  29. Sajil Kumar PJ, Jeghathambal P, James EJ (2011) Multivariate and geostatistical analysis of groundwater quality in Palar River basin. Int J Geol 5(4):108–119Google Scholar
  30. Selmi A (2013) Water management and modeling of a coastal aquifer case study (Gaza strip). PhD dissertation., Faculty of Mathematics, Physics and Natural Sciences, ItalyGoogle Scholar
  31. Selvam S, Venkatramanan S, Sivasubramanian P, Chung SY, Singaraja C (2017) Geochemical characteristics and evaluation of minor and trace elements pollution in groundwater of Tuticorin city, Tamil Nadu, India using geospatial techniques. J Geol Soc India 90(1):62–68CrossRefGoogle Scholar
  32. Sheikhy Narany T, Ramli MF, Aris AZ, Sulaiman WN, Juahir H, Fakharian K (2014) Identification of the hydrogeochemical processes in groundwater using classic integrated geochemical methods and geostatistical techniques, in Amol-Babol plain, Iran. Sci World J:419058.  https://doi.org/10.1155/2014/419058
  33. Tomaszkiewicz M, Abou Najm M, El-Fadel M (2014) Development of a groundwater quality index for seawater intrusion in coastal aquifers. Environ Model Softw 57:13–26CrossRefGoogle Scholar
  34. USGS (2000) Is Seawater Intrusion Affecting Ground Water on Lopez Island, Washington? USGS Fact Sheet. 057-00, Department of the Interior; U.S. Geological Survey. Tacoma, WashingtonGoogle Scholar
  35. Voudouris K, Mandilaras D, Antonakos A (2004) Methods to define the areal distribution of the salt intrusion: examples from South Greece. In: Paper presented at the 18th SWIM. Cartagena, SpainGoogle Scholar
  36. Walley C (1997) The Lithostratigraphy of Lebanon. Lebanese Sci Bull 10(1)Google Scholar
  37. Werner AD, Ward JD, Morgan LK, Simmons CT, Robinson NI, Teubner MD (2012) Vulnerability indicators of sea water intrusion. Ground Water 50(1):48–58CrossRefGoogle Scholar
  38. WHO (2003) Chloride in drinking-water. Background document for development of WHO guidelines for drinking-water quality. Guidelines for drinking-water quality. World Heatlh Organization, GenevaGoogle Scholar

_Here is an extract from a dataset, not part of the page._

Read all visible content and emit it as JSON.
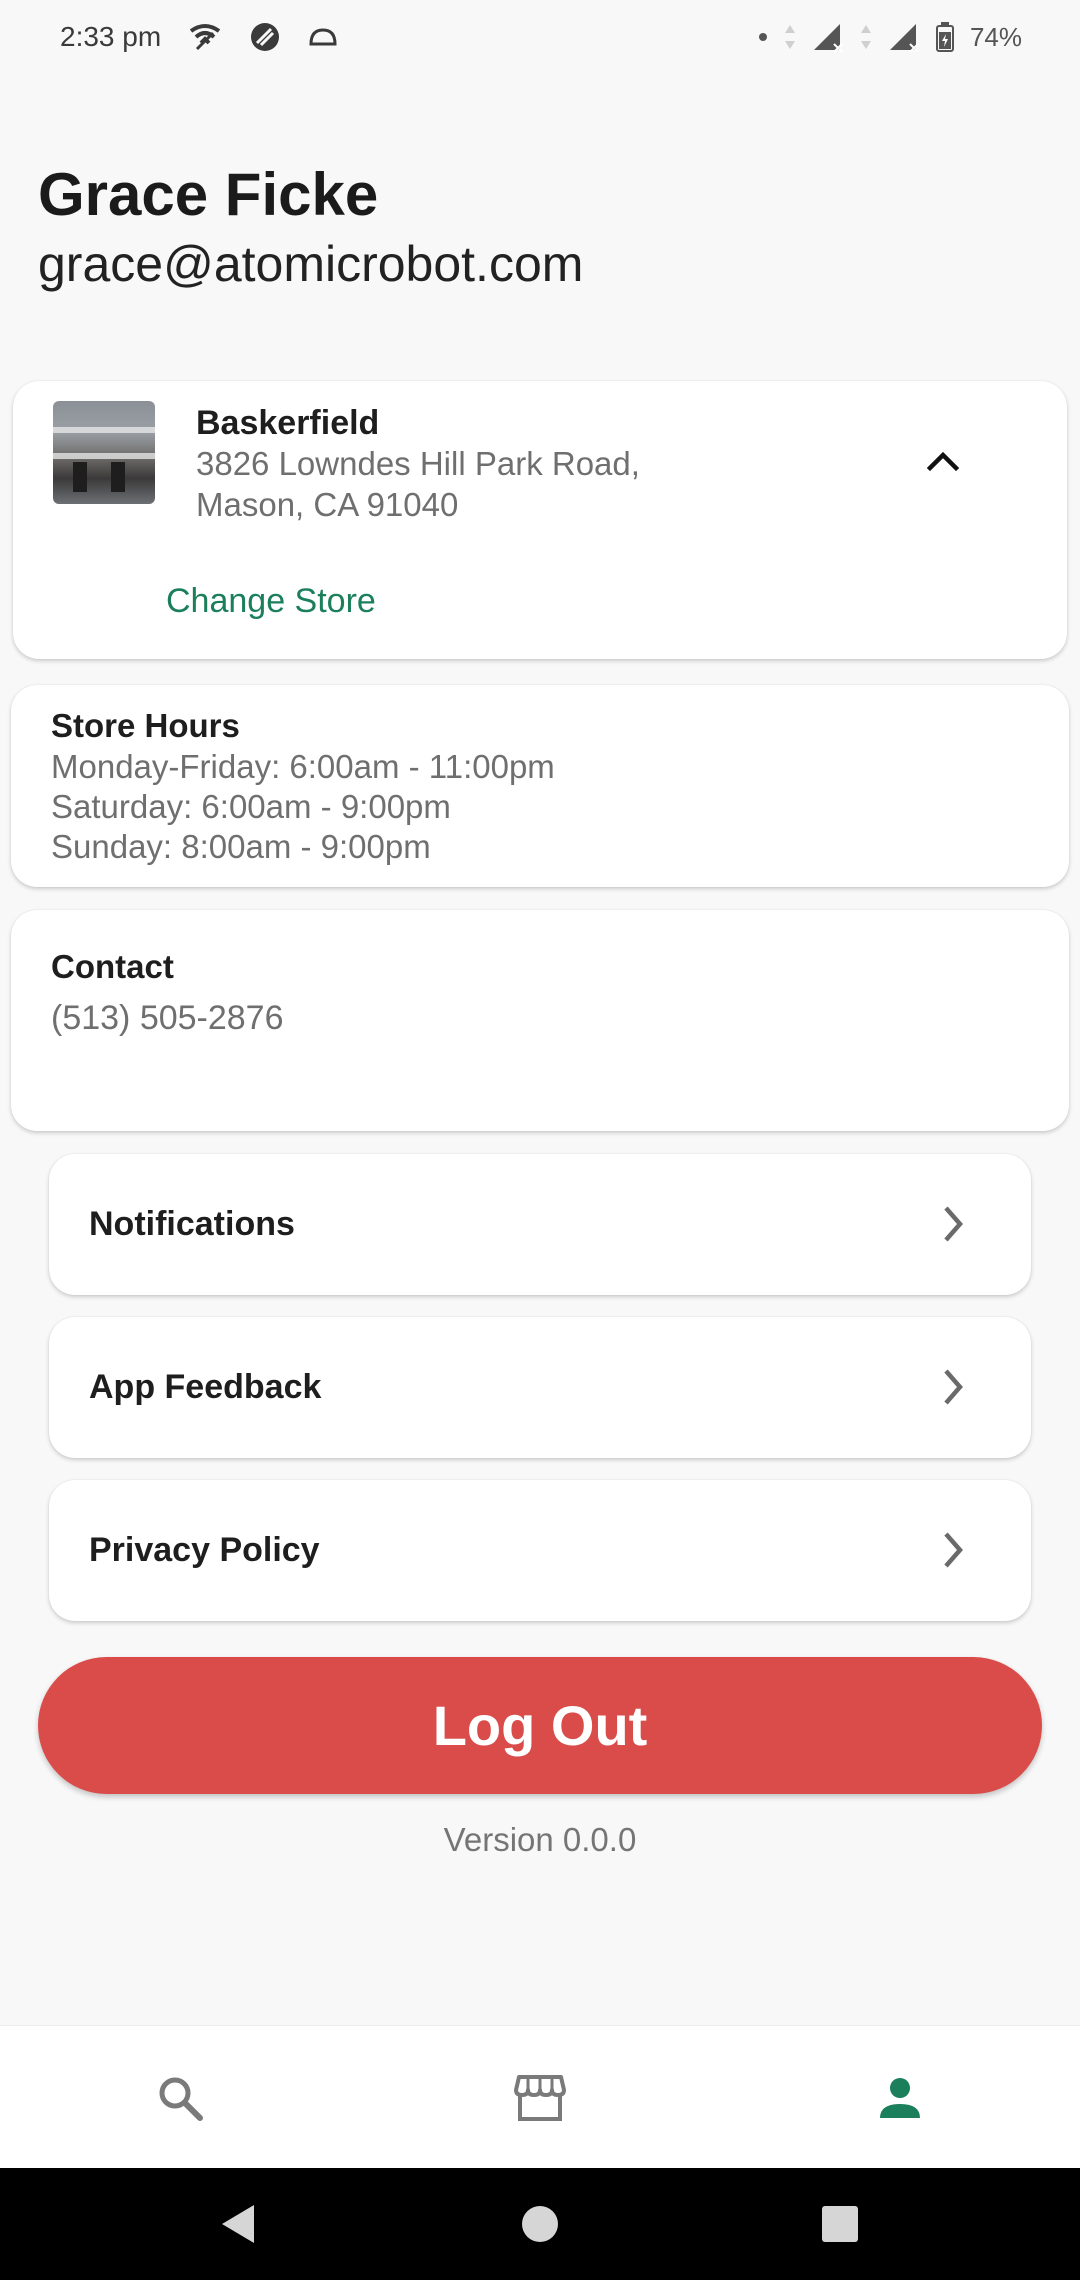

Copyright information

© Springer Nature B.V. 2019

Authors and Affiliations

  1. 1.Department of Civil & Environmental EngineeringAmerican University of BeirutBeirutLebanon
  2. 2.Now at the Department of Geography and PlanningQueen’s UniversityKingstonCanada
  3. 3.Now at the Department of Land, Air, and Water ResourcesUniversity of CaliforniaDavisUSA

Personalised recommendations